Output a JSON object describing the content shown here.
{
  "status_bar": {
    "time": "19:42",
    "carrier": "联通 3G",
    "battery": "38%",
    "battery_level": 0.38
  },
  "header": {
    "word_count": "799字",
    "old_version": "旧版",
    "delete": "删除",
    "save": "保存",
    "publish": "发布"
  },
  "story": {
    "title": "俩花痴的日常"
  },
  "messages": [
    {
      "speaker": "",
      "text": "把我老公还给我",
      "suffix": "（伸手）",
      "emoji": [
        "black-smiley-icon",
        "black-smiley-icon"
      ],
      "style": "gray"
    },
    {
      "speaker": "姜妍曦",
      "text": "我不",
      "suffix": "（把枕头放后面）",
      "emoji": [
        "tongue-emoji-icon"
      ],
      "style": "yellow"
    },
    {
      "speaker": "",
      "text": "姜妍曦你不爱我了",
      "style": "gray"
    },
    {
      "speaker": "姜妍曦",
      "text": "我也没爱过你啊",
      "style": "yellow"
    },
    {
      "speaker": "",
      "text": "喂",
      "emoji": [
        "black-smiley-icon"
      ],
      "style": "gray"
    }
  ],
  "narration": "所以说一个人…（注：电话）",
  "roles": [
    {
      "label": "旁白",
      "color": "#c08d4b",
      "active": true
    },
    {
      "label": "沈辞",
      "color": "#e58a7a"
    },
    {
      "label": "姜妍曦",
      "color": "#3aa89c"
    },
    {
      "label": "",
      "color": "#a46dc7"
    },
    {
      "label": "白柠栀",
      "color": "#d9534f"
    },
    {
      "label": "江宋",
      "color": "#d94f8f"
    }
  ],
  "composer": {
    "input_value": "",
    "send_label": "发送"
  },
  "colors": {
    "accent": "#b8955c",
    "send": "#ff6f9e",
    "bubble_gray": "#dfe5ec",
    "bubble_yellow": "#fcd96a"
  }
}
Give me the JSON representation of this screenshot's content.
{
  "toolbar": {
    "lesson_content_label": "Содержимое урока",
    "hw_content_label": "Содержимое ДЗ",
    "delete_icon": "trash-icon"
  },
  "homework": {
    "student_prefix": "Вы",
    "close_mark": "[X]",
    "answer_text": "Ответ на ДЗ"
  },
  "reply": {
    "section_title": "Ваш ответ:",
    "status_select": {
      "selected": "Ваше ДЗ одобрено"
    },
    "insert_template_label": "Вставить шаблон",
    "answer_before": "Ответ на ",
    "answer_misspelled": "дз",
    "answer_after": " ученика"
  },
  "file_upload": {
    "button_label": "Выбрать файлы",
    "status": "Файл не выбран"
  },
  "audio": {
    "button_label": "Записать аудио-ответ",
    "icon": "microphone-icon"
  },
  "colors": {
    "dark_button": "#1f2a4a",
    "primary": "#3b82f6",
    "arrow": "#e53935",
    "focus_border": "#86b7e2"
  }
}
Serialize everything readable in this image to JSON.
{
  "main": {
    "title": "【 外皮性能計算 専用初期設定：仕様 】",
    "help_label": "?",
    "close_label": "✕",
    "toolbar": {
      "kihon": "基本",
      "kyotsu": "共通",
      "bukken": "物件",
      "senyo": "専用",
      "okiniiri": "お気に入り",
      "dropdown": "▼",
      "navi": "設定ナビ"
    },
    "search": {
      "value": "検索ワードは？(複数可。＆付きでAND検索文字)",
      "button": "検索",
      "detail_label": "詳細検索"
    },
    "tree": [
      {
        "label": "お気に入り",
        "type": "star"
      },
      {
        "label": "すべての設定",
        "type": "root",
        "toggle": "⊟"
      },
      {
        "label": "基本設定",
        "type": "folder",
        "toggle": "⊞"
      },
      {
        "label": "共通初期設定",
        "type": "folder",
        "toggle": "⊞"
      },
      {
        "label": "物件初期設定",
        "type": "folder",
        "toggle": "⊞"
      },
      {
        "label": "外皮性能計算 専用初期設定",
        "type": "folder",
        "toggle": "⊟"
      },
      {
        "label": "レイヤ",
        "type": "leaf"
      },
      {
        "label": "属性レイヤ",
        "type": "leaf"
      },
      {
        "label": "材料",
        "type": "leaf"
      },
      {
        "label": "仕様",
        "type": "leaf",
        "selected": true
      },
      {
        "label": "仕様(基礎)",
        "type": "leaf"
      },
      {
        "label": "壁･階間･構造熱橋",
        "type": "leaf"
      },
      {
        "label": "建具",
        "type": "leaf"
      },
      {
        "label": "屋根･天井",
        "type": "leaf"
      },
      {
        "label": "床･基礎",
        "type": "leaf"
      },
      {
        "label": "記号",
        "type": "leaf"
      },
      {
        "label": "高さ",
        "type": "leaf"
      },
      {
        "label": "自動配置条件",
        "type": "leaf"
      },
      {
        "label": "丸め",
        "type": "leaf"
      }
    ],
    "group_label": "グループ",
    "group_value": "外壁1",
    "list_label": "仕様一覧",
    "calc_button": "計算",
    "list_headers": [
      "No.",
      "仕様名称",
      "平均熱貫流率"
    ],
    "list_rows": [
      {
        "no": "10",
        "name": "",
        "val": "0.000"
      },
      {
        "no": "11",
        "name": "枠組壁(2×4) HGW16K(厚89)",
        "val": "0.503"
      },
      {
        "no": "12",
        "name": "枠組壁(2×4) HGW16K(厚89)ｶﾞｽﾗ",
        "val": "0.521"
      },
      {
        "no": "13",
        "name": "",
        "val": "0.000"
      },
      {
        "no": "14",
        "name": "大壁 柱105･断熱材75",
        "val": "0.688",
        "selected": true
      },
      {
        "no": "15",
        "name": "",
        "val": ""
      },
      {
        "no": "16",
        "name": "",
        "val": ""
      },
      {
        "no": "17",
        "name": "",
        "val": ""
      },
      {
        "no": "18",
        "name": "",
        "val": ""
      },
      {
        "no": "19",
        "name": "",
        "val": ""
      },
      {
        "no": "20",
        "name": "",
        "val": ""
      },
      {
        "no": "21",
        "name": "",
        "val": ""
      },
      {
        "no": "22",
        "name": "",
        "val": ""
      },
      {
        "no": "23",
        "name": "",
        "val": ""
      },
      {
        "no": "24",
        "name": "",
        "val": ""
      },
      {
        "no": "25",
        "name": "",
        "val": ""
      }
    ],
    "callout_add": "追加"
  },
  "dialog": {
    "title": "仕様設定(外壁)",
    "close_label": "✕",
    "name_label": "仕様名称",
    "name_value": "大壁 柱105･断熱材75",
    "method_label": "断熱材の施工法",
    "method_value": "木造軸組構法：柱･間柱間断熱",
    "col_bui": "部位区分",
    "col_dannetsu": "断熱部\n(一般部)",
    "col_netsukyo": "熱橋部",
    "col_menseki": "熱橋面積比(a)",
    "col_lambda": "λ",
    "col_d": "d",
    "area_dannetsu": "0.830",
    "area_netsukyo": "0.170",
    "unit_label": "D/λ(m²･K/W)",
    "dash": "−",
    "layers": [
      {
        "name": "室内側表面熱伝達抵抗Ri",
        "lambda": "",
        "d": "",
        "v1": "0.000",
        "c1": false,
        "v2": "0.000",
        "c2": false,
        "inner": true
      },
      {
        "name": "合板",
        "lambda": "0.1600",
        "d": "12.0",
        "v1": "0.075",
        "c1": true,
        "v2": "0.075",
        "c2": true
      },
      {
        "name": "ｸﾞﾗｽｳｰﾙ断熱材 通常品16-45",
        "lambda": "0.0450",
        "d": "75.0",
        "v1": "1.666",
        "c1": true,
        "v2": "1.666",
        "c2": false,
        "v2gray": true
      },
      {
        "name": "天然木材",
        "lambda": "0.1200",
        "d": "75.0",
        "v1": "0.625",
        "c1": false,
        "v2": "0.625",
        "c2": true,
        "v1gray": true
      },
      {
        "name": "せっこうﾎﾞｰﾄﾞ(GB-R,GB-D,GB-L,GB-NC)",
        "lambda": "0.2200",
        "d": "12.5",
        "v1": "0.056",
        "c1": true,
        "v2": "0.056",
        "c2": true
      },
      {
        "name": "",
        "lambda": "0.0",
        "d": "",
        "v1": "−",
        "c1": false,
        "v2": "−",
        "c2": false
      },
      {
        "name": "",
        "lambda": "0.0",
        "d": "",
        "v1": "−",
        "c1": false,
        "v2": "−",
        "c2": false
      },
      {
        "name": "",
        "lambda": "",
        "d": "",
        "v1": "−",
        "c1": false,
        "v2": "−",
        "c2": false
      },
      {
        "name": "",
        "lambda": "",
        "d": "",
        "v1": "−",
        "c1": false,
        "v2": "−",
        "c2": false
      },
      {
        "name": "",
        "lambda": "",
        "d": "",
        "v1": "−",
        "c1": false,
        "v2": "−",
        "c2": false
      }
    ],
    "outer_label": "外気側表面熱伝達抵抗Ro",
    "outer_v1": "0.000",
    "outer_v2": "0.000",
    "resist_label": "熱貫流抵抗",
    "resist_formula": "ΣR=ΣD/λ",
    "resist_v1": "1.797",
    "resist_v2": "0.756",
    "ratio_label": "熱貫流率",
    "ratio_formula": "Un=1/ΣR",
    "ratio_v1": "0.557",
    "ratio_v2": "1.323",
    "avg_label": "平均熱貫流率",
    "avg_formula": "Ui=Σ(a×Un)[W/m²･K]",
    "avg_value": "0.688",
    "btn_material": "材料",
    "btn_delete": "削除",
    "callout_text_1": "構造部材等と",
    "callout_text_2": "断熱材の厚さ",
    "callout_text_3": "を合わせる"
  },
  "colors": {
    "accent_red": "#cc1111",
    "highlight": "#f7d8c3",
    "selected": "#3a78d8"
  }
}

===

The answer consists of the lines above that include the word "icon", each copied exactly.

        "black-smiley-icon",
        "black-smiley-icon"
        "tongue-emoji-icon"
        "black-smiley-icon"
    "delete_icon": "trash-icon"
    "icon": "microphone-icon"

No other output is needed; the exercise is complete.